Your response needs to be the data below, retyped exactly.

━━━━━━━━━━━━━━━━━━━━━━━━━━━━━━

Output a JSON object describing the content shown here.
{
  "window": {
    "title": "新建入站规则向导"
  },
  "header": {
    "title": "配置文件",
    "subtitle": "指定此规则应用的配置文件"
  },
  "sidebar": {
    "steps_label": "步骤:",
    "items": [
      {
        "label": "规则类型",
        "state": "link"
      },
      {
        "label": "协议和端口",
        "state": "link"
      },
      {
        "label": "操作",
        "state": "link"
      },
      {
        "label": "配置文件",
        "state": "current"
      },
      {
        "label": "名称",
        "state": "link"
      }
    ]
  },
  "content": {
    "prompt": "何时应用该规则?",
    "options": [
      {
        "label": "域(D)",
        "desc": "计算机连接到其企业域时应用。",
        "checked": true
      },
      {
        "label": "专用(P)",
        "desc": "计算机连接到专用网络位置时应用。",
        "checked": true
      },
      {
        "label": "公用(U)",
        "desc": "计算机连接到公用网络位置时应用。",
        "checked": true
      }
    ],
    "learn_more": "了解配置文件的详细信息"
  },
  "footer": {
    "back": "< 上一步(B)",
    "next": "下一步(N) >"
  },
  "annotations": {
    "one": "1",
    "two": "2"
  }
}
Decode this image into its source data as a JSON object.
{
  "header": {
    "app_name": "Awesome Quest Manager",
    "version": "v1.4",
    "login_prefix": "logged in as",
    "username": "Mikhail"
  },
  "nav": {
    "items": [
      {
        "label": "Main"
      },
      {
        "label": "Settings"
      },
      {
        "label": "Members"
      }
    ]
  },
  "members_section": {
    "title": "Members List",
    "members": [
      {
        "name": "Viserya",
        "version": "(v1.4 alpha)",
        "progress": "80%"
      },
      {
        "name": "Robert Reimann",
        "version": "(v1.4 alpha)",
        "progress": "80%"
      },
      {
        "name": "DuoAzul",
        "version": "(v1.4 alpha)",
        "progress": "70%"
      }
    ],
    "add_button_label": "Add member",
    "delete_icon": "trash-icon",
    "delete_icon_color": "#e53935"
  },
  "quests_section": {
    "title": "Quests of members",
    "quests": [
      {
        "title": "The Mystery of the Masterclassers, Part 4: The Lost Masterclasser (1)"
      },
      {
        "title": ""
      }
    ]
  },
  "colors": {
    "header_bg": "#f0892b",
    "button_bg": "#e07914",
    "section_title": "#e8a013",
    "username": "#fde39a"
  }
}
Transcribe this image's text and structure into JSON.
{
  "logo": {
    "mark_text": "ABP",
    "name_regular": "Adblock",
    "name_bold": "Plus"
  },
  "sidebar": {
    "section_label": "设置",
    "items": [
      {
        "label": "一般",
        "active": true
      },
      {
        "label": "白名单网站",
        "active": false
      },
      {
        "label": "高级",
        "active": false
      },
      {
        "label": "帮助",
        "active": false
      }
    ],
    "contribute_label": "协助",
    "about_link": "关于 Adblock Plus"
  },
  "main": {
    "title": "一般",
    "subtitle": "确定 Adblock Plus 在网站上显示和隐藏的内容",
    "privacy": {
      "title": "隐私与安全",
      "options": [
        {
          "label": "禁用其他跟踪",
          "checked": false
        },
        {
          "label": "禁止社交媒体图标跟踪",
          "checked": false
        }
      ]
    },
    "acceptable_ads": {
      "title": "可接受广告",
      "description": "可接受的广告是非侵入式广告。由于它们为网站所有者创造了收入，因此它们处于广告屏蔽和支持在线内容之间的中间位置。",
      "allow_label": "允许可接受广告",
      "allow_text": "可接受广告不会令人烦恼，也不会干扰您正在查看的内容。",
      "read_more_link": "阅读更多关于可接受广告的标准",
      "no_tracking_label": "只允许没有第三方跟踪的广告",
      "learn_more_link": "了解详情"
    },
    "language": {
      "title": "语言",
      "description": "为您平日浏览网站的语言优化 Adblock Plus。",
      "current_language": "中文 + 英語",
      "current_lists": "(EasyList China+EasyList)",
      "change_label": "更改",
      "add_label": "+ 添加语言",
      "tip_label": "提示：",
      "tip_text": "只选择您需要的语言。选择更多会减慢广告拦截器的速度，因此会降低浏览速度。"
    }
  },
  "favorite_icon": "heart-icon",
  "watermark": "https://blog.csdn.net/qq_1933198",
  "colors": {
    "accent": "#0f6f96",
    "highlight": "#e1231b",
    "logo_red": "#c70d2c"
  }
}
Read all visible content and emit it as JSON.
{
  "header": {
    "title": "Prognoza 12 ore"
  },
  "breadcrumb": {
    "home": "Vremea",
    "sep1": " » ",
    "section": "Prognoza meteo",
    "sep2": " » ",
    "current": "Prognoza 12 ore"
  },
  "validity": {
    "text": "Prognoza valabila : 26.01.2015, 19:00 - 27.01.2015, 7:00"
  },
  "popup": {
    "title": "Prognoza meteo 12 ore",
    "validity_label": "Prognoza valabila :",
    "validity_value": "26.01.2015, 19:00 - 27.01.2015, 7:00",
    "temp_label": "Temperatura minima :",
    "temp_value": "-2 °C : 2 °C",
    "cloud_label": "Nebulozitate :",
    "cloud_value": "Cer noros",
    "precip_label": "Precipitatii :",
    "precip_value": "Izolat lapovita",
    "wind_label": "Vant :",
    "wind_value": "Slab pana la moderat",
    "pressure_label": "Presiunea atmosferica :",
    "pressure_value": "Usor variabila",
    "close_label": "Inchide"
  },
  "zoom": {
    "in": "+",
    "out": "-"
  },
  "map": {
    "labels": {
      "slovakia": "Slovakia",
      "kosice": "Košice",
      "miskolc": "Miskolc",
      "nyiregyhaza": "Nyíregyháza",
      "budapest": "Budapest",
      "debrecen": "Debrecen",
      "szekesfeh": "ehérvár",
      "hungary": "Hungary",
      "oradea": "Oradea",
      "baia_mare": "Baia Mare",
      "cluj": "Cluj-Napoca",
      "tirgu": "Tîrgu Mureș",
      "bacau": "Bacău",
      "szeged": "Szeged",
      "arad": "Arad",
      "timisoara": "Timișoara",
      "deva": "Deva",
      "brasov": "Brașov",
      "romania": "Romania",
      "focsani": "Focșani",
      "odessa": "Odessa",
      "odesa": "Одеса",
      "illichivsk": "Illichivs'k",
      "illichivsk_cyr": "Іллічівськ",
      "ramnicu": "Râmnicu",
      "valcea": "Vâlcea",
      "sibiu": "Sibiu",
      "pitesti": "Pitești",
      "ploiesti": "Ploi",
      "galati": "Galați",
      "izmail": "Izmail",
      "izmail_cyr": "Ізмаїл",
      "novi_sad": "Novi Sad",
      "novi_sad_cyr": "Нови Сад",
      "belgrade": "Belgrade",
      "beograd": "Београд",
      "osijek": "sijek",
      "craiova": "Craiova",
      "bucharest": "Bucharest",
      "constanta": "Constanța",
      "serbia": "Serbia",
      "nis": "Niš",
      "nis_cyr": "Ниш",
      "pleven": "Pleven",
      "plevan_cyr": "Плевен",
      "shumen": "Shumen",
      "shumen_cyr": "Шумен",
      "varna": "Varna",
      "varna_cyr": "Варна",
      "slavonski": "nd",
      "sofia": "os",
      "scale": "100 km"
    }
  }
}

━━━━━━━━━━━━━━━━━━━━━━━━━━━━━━

> Response to this exercise
Output a JSON object describing the content shown here.
{
  "window": {
    "title": "新建入站规则向导"
  },
  "header": {
    "title": "配置文件",
    "subtitle": "指定此规则应用的配置文件"
  },
  "sidebar": {
    "steps_label": "步骤:",
    "items": [
      {
        "label": "规则类型",
        "state": "link"
      },
      {
        "label": "协议和端口",
        "state": "link"
      },
      {
        "label": "操作",
        "state": "link"
      },
      {
        "label": "配置文件",
        "state": "current"
      },
      {
        "label": "名称",
        "state": "link"
      }
    ]
  },
  "content": {
    "prompt": "何时应用该规则?",
    "options": [
      {
        "label": "域(D)",
        "desc": "计算机连接到其企业域时应用。",
        "checked": true
      },
      {
        "label": "专用(P)",
        "desc": "计算机连接到专用网络位置时应用。",
        "checked": true
      },
      {
        "label": "公用(U)",
        "desc": "计算机连接到公用网络位置时应用。",
        "checked": true
      }
    ],
    "learn_more": "了解配置文件的详细信息"
  },
  "footer": {
    "back": "< 上一步(B)",
    "next": "下一步(N) >"
  },
  "annotations": {
    "one": "1",
    "two": "2"
  }
}
Decode this image into its source data as a JSON object.
{
  "header": {
    "app_name": "Awesome Quest Manager",
    "version": "v1.4",
    "login_prefix": "logged in as",
    "username": "Mikhail"
  },
  "nav": {
    "items": [
      {
        "label": "Main"
      },
      {
        "label": "Settings"
      },
      {
        "label": "Members"
      }
    ]
  },
  "members_section": {
    "title": "Members List",
    "members": [
      {
        "name": "Viserya",
        "version": "(v1.4 alpha)",
        "progress": "80%"
      },
      {
        "name": "Robert Reimann",
        "version": "(v1.4 alpha)",
        "progress": "80%"
      },
      {
        "name": "DuoAzul",
        "version": "(v1.4 alpha)",
        "progress": "70%"
      }
    ],
    "add_button_label": "Add member",
    "delete_icon": "trash-icon",
    "delete_icon_color": "#e53935"
  },
  "quests_section": {
    "title": "Quests of members",
    "quests": [
      {
        "title": "The Mystery of the Masterclassers, Part 4: The Lost Masterclasser (1)"
      },
      {
        "title": ""
      }
    ]
  },
  "colors": {
    "header_bg": "#f0892b",
    "button_bg": "#e07914",
    "section_title": "#e8a013",
    "username": "#fde39a"
  }
}
Transcribe this image's text and structure into JSON.
{
  "logo": {
    "mark_text": "ABP",
    "name_regular": "Adblock",
    "name_bold": "Plus"
  },
  "sidebar": {
    "section_label": "设置",
    "items": [
      {
        "label": "一般",
        "active": true
      },
      {
        "label": "白名单网站",
        "active": false
      },
      {
        "label": "高级",
        "active": false
      },
      {
        "label": "帮助",
        "active": false
      }
    ],
    "contribute_label": "协助",
    "about_link": "关于 Adblock Plus"
  },
  "main": {
    "title": "一般",
    "subtitle": "确定 Adblock Plus 在网站上显示和隐藏的内容",
    "privacy": {
      "title": "隐私与安全",
      "options": [
        {
          "label": "禁用其他跟踪",
          "checked": false
        },
        {
          "label": "禁止社交媒体图标跟踪",
          "checked": false
        }
      ]
    },
    "acceptable_ads": {
      "title": "可接受广告",
      "description": "可接受的广告是非侵入式广告。由于它们为网站所有者创造了收入，因此它们处于广告屏蔽和支持在线内容之间的中间位置。",
      "allow_label": "允许可接受广告",
      "allow_text": "可接受广告不会令人烦恼，也不会干扰您正在查看的内容。",
      "read_more_link": "阅读更多关于可接受广告的标准",
      "no_tracking_label": "只允许没有第三方跟踪的广告",
      "learn_more_link": "了解详情"
    },
    "language": {
      "title": "语言",
      "description": "为您平日浏览网站的语言优化 Adblock Plus。",
      "current_language": "中文 + 英語",
      "current_lists": "(EasyList China+EasyList)",
      "change_label": "更改",
      "add_label": "+ 添加语言",
      "tip_label": "提示：",
      "tip_text": "只选择您需要的语言。选择更多会减慢广告拦截器的速度，因此会降低浏览速度。"
    }
  },
  "favorite_icon": "heart-icon",
  "watermark": "https://blog.csdn.net/qq_1933198",
  "colors": {
    "accent": "#0f6f96",
    "highlight": "#e1231b",
    "logo_red": "#c70d2c"
  }
}
Read all visible content and emit it as JSON.
{
  "header": {
    "title": "Prognoza 12 ore"
  },
  "breadcrumb": {
    "home": "Vremea",
    "sep1": " » ",
    "section": "Prognoza meteo",
    "sep2": " » ",
    "current": "Prognoza 12 ore"
  },
  "validity": {
    "text": "Prognoza valabila : 26.01.2015, 19:00 - 27.01.2015, 7:00"
  },
  "popup": {
    "title": "Prognoza meteo 12 ore",
    "validity_label": "Prognoza valabila :",
    "validity_value": "26.01.2015, 19:00 - 27.01.2015, 7:00",
    "temp_label": "Temperatura minima :",
    "temp_value": "-2 °C : 2 °C",
    "cloud_label": "Nebulozitate :",
    "cloud_value": "Cer noros",
    "precip_label": "Precipitatii :",
    "precip_value": "Izolat lapovita",
    "wind_label": "Vant :",
    "wind_value": "Slab pana la moderat",
    "pressure_label": "Presiunea atmosferica :",
    "pressure_value": "Usor variabila",
    "close_label": "Inchide"
  },
  "zoom": {
    "in": "+",
    "out": "-"
  },
  "map": {
    "labels": {
      "slovakia": "Slovakia",
      "kosice": "Košice",
      "miskolc": "Miskolc",
      "nyiregyhaza": "Nyíregyháza",
      "budapest": "Budapest",
      "debrecen": "Debrecen",
      "szekesfeh": "ehérvár",
      "hungary": "Hungary",
      "oradea": "Oradea",
      "baia_mare": "Baia Mare",
      "cluj": "Cluj-Napoca",
      "tirgu": "Tîrgu Mureș",
      "bacau": "Bacău",
      "szeged": "Szeged",
      "arad": "Arad",
      "timisoara": "Timișoara",
      "deva": "Deva",
      "brasov": "Brașov",
      "romania": "Romania",
      "focsani": "Focșani",
      "odessa": "Odessa",
      "odesa": "Одеса",
      "illichivsk": "Illichivs'k",
      "illichivsk_cyr": "Іллічівськ",
      "ramnicu": "Râmnicu",
      "valcea": "Vâlcea",
      "sibiu": "Sibiu",
      "pitesti": "Pitești",
      "ploiesti": "Ploi",
      "galati": "Galați",
      "izmail": "Izmail",
      "izmail_cyr": "Ізмаїл",
      "novi_sad": "Novi Sad",
      "novi_sad_cyr": "Нови Сад",
      "belgrade": "Belgrade",
      "beograd": "Београд",
      "osijek": "sijek",
      "craiova": "Craiova",
      "bucharest": "Bucharest",
      "constanta": "Constanța",
      "serbia": "Serbia",
      "nis": "Niš",
      "nis_cyr": "Ниш",
      "pleven": "Pleven",
      "plevan_cyr": "Плевен",
      "shumen": "Shumen",
      "shumen_cyr": "Шумен",
      "varna": "Varna",
      "varna_cyr": "Варна",
      "slavonski": "nd",
      "sofia": "os",
      "scale": "100 km"
    }
  }
}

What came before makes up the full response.